China Threatens to Pull Pin on Global Economic Hand Grenade
A senior adviser to the Chinese government has called for an economic attack on Japan's bond market to crash the yen and drive the country into submission, reported the Telegraph on September 18.
The threat comes as Japan and China vie over ownership of the Senkaku group of islands located between the two nations.
Jin Baisong, who holds a position at a branch of China's Commerce Ministry, noted that China has become Japan's most important creditor. China should use its $230 billion of Japanese bonds "in the most effective manner" and ignite a budgetary debt bomb in its eastern neighbor, he said.
He also indicated that China should starve Japan of rare earth elements. China supplies around 95 percent of the world's rare earth metals, which are used in many hi-tech applications including military machinery. "It's clear that China can deal a heavy blow to the Japanese economy without hurting itself too much," he said.
Jin's threats may be directed at Tokyo, but America should take note because they could just as easily be aimed at the Red, White and Blue--and maybe they are.
Let's pretend that China did follow through with its threat and dumped its mass of Japanese bonds. What would happen? It would completely flood the market. The unbending laws of supply and demand would kick in, causing prices to hit the dirt and interest rates to blow sky high.
Japan's response would dictate how far the economic shrapnel spreads. The Japanese government could react with its economic Gatling guns by opening up the printing presses and paying China back with newly created money. Although politically satisfying, this would have negative and immediate implications for the value of the yen. $230 billion worth of newly created yen would spike the money supply, causing its value to implode. China would get its money, but it wouldn't be worth as much as it thought. It could also be hugely damaging to the yen's reputation. If confidence in the yen breaks, Japan will feel like it has been carpet-bombed with inflation.
Alternatively, and more likely, Japan could play hot potato with the live grenade.
America owes Japan more than $1.1 trillion. If Japan sells a portion of its U.S. government bonds to pay China, then instead of Japan having a yen problem, America may have a dollar problem.
Washington can't afford to ignore this growing dispute between China and Japan.

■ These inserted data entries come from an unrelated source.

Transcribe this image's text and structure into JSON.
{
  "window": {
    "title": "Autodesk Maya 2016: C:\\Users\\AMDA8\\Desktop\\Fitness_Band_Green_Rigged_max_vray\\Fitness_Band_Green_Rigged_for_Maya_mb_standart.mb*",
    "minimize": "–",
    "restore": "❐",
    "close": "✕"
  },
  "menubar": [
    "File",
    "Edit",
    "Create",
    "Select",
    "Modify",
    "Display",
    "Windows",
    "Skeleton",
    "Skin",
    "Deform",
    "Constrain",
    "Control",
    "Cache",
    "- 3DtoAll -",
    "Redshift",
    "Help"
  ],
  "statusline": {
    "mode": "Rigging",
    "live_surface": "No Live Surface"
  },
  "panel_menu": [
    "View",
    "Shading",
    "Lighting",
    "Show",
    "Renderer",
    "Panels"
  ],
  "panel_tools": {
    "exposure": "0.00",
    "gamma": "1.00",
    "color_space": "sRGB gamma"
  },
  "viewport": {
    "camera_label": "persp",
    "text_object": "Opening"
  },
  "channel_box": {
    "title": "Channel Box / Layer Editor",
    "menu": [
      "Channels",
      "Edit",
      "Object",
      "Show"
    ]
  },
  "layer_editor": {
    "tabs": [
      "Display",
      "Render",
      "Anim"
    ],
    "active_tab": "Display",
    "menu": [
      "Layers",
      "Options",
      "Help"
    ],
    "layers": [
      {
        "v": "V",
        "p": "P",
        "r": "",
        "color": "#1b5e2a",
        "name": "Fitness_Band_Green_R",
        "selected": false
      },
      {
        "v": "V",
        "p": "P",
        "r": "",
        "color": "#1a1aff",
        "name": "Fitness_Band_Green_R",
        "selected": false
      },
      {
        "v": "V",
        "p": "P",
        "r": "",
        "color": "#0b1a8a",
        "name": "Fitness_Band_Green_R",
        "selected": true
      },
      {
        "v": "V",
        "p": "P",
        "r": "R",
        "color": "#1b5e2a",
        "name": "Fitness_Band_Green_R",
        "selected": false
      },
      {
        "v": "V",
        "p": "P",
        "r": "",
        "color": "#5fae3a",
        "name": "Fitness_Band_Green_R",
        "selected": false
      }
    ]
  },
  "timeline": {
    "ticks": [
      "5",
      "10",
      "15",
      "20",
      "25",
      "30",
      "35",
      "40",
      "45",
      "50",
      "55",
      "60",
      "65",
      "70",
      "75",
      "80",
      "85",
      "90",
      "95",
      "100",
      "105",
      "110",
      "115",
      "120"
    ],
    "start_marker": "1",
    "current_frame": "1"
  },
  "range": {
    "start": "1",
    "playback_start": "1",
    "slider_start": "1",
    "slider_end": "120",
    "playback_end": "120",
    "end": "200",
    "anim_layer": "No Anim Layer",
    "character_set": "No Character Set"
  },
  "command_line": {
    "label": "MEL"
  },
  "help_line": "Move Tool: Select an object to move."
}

Under President Obama, America has publicized its Pacific Maritime strategy as the cornerstone of its defense policy. Under this reorientation of American power, America is working to string together the various smaller Pacific nations into an economic and military alignment against China. In this context, America has often referred to its ally Japan and its many islands as its "unsinkable aircraft carrier" in the region. Japan is America's most important Asian ally.
If America does not strongly back Japan, it risks having its Pacific strategy revealed as an empty shell. If China can force Japan to back down, it will be a huge signal for other Southeast Asian nations to submit to China. Japan's only other choice would be rearmament. To this point, Japan has opted for a small military in exchange for American support. If U.S. support is ever seen as unreliable, Japan will be forced to re-militarize. A rearmed Japan will be much more independent and less America-centric in its policies.
Yet America has to be very careful in its dealings with China too. America conducts 2½ times more trade with China than it does with Japan. The U.S. federal government has also borrowed a whopping $1.3 trillion from China (and Hong Kong). China also owns another half trillion or so in other U.S. dollar debt assets.
China has its fingers on the pin of a much bigger hand grenade.
And there is no doubt that China considers America's debt as a weapon to be used too. Back in 2007, Xia Bin, a cabinet-rank minister, stated that China's foreign reserves should be employed as a "bargaining chip" in trade talks with the U.S. That same year, as China and America hammered out a trade deal, He Fan, an official at the Chinese Academy of Social Sciences, went even further, warning that China could obliterate the greenback if it so desired. "China has accumulated a large sum of U.S. dollars. Such a big sum ... contributes a great deal to maintaining the position of the dollar as a reserve currency," he said. If China's central bank is forced to dump its U.S. currency, it "might lead to a mass depreciation of the dollar," he said. China's state media describes China's huge dollar holdings as a weapon. In the past, it has referred to America's debt pile as China's "nuclear option," indicating Beijing could easily trigger a dollar meltdown of massive proportions if it needed to.
America faces some tough choices. Watch to see how its massive debt leads to a weakness that will alienate its allies. America is about to lose a lot more influence within the Asia Pacific. Whether China drives Japan into submission, or causes Japan to seek military independence from Washington, America risks being effectively driven back to the beaches of Darwin and Pearl Harbor.
China has got its fingers on a global economic hand grenade, and things may be about to get ugly.